Page and application data records:
□ □ □ □ □ □ □

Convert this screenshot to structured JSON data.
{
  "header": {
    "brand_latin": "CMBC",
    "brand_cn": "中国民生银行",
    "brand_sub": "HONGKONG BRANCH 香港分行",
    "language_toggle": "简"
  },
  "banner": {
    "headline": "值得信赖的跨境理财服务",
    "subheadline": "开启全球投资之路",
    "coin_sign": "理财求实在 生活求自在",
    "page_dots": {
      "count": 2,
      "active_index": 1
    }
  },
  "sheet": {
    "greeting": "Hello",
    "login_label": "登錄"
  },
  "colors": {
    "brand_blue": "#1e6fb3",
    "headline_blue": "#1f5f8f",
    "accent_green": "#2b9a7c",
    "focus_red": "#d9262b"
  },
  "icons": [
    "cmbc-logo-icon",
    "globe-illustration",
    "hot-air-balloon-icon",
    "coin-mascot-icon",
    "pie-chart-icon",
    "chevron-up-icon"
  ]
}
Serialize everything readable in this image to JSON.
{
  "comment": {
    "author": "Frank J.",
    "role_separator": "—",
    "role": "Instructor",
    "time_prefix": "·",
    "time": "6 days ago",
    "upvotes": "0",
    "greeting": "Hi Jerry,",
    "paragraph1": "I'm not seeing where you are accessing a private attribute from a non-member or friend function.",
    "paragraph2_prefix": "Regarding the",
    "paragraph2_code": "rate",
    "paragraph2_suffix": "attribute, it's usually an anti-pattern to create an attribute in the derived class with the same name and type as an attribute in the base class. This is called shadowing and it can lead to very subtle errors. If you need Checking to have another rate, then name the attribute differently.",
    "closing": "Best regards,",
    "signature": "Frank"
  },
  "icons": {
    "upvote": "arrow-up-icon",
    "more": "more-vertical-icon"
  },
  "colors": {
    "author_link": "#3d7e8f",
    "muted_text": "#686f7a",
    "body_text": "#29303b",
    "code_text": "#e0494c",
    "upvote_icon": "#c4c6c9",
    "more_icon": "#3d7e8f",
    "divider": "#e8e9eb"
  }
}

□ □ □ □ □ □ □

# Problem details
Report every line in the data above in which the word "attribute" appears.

# Finished task
    "paragraph1": "I'm not seeing where you are accessing a private attribute from a non-member or friend function.",
    "paragraph2_suffix": "attribute, it's usually an anti-pattern to create an attribute in the derived class with the same name and type as an attribute in the base class. This is called shadowing and it can lead to very subtle errors. If you need Checking to have another rate, then name the attribute differently.",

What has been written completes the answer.